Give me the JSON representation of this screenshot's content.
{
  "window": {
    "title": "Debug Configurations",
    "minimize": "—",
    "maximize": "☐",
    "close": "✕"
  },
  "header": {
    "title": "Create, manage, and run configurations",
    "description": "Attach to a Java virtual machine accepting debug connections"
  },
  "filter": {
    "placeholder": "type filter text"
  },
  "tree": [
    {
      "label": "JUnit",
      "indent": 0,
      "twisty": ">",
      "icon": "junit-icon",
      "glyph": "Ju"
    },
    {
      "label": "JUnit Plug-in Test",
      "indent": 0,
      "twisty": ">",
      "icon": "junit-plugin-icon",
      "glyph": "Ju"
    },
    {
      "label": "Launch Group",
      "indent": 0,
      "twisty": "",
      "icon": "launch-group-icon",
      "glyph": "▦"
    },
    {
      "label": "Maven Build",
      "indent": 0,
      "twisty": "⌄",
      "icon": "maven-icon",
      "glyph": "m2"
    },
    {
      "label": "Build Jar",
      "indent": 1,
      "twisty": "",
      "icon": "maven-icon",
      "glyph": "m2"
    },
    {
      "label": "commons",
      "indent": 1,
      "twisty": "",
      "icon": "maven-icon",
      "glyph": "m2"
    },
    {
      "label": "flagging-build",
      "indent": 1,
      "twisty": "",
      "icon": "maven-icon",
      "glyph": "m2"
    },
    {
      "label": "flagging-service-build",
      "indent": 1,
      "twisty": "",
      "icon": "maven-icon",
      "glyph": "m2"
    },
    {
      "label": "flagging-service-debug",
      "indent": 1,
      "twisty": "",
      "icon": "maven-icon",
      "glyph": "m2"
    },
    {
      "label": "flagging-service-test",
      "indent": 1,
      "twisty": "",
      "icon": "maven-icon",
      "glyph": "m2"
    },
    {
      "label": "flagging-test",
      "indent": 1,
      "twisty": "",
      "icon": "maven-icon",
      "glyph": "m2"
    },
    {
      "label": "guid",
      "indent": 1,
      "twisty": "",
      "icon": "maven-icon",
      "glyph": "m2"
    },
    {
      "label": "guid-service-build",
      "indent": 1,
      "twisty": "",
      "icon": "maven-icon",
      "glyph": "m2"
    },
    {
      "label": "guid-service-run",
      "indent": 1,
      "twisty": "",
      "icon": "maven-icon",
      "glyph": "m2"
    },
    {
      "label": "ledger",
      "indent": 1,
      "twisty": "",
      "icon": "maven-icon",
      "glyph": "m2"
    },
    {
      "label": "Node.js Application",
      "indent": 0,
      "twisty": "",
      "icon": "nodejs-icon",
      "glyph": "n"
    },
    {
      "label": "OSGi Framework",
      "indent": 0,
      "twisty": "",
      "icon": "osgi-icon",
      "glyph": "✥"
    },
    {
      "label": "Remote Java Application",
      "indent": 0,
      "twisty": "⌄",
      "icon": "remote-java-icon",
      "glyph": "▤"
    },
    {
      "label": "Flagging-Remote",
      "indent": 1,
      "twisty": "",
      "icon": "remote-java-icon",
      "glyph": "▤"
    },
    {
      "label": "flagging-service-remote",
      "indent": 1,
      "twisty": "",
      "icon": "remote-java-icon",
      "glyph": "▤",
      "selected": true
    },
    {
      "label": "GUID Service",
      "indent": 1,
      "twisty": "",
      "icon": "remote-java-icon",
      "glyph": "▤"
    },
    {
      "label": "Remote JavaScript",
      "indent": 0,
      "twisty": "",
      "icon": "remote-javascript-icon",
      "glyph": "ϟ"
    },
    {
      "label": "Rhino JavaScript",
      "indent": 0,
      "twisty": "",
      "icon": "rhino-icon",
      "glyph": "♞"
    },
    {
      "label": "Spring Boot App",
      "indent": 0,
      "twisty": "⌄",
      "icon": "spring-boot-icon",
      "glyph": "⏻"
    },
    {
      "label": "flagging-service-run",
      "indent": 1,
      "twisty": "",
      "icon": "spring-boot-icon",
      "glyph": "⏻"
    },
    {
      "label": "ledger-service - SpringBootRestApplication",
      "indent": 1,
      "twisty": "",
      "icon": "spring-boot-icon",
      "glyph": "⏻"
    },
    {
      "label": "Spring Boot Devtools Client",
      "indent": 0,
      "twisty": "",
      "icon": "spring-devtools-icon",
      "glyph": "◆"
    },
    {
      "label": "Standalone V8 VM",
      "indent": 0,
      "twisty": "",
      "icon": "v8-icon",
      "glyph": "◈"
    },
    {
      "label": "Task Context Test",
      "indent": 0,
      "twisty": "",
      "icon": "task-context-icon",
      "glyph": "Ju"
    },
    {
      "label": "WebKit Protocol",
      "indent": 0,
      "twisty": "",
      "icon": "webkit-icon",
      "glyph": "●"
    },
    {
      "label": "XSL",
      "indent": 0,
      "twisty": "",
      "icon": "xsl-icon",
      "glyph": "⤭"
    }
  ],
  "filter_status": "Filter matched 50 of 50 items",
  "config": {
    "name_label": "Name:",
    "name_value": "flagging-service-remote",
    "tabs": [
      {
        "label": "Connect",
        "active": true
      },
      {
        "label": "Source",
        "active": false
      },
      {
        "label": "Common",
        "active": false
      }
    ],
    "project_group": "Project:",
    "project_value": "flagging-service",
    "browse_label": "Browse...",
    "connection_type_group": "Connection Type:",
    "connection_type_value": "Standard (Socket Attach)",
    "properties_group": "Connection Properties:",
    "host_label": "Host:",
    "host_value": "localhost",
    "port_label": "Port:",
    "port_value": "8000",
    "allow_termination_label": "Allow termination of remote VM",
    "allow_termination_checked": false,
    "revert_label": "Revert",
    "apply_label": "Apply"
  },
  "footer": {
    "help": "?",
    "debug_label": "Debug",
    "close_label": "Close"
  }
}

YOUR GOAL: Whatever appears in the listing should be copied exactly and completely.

EXERCISE RESULT:
Give me the JSON representation of this screenshot's content.
{
  "window": {
    "title": "Debug Configurations",
    "minimize": "—",
    "maximize": "☐",
    "close": "✕"
  },
  "header": {
    "title": "Create, manage, and run configurations",
    "description": "Attach to a Java virtual machine accepting debug connections"
  },
  "filter": {
    "placeholder": "type filter text"
  },
  "tree": [
    {
      "label": "JUnit",
      "indent": 0,
      "twisty": ">",
      "icon": "junit-icon",
      "glyph": "Ju"
    },
    {
      "label": "JUnit Plug-in Test",
      "indent": 0,
      "twisty": ">",
      "icon": "junit-plugin-icon",
      "glyph": "Ju"
    },
    {
      "label": "Launch Group",
      "indent": 0,
      "twisty": "",
      "icon": "launch-group-icon",
      "glyph": "▦"
    },
    {
      "label": "Maven Build",
      "indent": 0,
      "twisty": "⌄",
      "icon": "maven-icon",
      "glyph": "m2"
    },
    {
      "label": "Build Jar",
      "indent": 1,
      "twisty": "",
      "icon": "maven-icon",
      "glyph": "m2"
    },
    {
      "label": "commons",
      "indent": 1,
      "twisty": "",
      "icon": "maven-icon",
      "glyph": "m2"
    },
    {
      "label": "flagging-build",
      "indent": 1,
      "twisty": "",
      "icon": "maven-icon",
      "glyph": "m2"
    },
    {
      "label": "flagging-service-build",
      "indent": 1,
      "twisty": "",
      "icon": "maven-icon",
      "glyph": "m2"
    },
    {
      "label": "flagging-service-debug",
      "indent": 1,
      "twisty": "",
      "icon": "maven-icon",
      "glyph": "m2"
    },
    {
      "label": "flagging-service-test",
      "indent": 1,
      "twisty": "",
      "icon": "maven-icon",
      "glyph": "m2"
    },
    {
      "label": "flagging-test",
      "indent": 1,
      "twisty": "",
      "icon": "maven-icon",
      "glyph": "m2"
    },
    {
      "label": "guid",
      "indent": 1,
      "twisty": "",
      "icon": "maven-icon",
      "glyph": "m2"
    },
    {
      "label": "guid-service-build",
      "indent": 1,
      "twisty": "",
      "icon": "maven-icon",
      "glyph": "m2"
    },
    {
      "label": "guid-service-run",
      "indent": 1,
      "twisty": "",
      "icon": "maven-icon",
      "glyph": "m2"
    },
    {
      "label": "ledger",
      "indent": 1,
      "twisty": "",
      "icon": "maven-icon",
      "glyph": "m2"
    },
    {
      "label": "Node.js Application",
      "indent": 0,
      "twisty": "",
      "icon": "nodejs-icon",
      "glyph": "n"
    },
    {
      "label": "OSGi Framework",
      "indent": 0,
      "twisty": "",
      "icon": "osgi-icon",
      "glyph": "✥"
    },
    {
      "label": "Remote Java Application",
      "indent": 0,
      "twisty": "⌄",
      "icon": "remote-java-icon",
      "glyph": "▤"
    },
    {
      "label": "Flagging-Remote",
      "indent": 1,
      "twisty": "",
      "icon": "remote-java-icon",
      "glyph": "▤"
    },
    {
      "label": "flagging-service-remote",
      "indent": 1,
      "twisty": "",
      "icon": "remote-java-icon",
      "glyph": "▤",
      "selected": true
    },
    {
      "label": "GUID Service",
      "indent": 1,
      "twisty": "",
      "icon": "remote-java-icon",
      "glyph": "▤"
    },
    {
      "label": "Remote JavaScript",
      "indent": 0,
      "twisty": "",
      "icon": "remote-javascript-icon",
      "glyph": "ϟ"
    },
    {
      "label": "Rhino JavaScript",
      "indent": 0,
      "twisty": "",
      "icon": "rhino-icon",
      "glyph": "♞"
    },
    {
      "label": "Spring Boot App",
      "indent": 0,
      "twisty": "⌄",
      "icon": "spring-boot-icon",
      "glyph": "⏻"
    },
    {
      "label": "flagging-service-run",
      "indent": 1,
      "twisty": "",
      "icon": "spring-boot-icon",
      "glyph": "⏻"
    },
    {
      "label": "ledger-service - SpringBootRestApplication",
      "indent": 1,
      "twisty": "",
      "icon": "spring-boot-icon",
      "glyph": "⏻"
    },
    {
      "label": "Spring Boot Devtools Client",
      "indent": 0,
      "twisty": "",
      "icon": "spring-devtools-icon",
      "glyph": "◆"
    },
    {
      "label": "Standalone V8 VM",
      "indent": 0,
      "twisty": "",
      "icon": "v8-icon",
      "glyph": "◈"
    },
    {
      "label": "Task Context Test",
      "indent": 0,
      "twisty": "",
      "icon": "task-context-icon",
      "glyph": "Ju"
    },
    {
      "label": "WebKit Protocol",
      "indent": 0,
      "twisty": "",
      "icon": "webkit-icon",
      "glyph": "●"
    },
    {
      "label": "XSL",
      "indent": 0,
      "twisty": "",
      "icon": "xsl-icon",
      "glyph": "⤭"
    }
  ],
  "filter_status": "Filter matched 50 of 50 items",
  "config": {
    "name_label": "Name:",
    "name_value": "flagging-service-remote",
    "tabs": [
      {
        "label": "Connect",
        "active": true
      },
      {
        "label": "Source",
        "active": false
      },
      {
        "label": "Common",
        "active": false
      }
    ],
    "project_group": "Project:",
    "project_value": "flagging-service",
    "browse_label": "Browse...",
    "connection_type_group": "Connection Type:",
    "connection_type_value": "Standard (Socket Attach)",
    "properties_group": "Connection Properties:",
    "host_label": "Host:",
    "host_value": "localhost",
    "port_label": "Port:",
    "port_value": "8000",
    "allow_termination_label": "Allow termination of remote VM",
    "allow_termination_checked": false,
    "revert_label": "Revert",
    "apply_label": "Apply"
  },
  "footer": {
    "help": "?",
    "debug_label": "Debug",
    "close_label": "Close"
  }
}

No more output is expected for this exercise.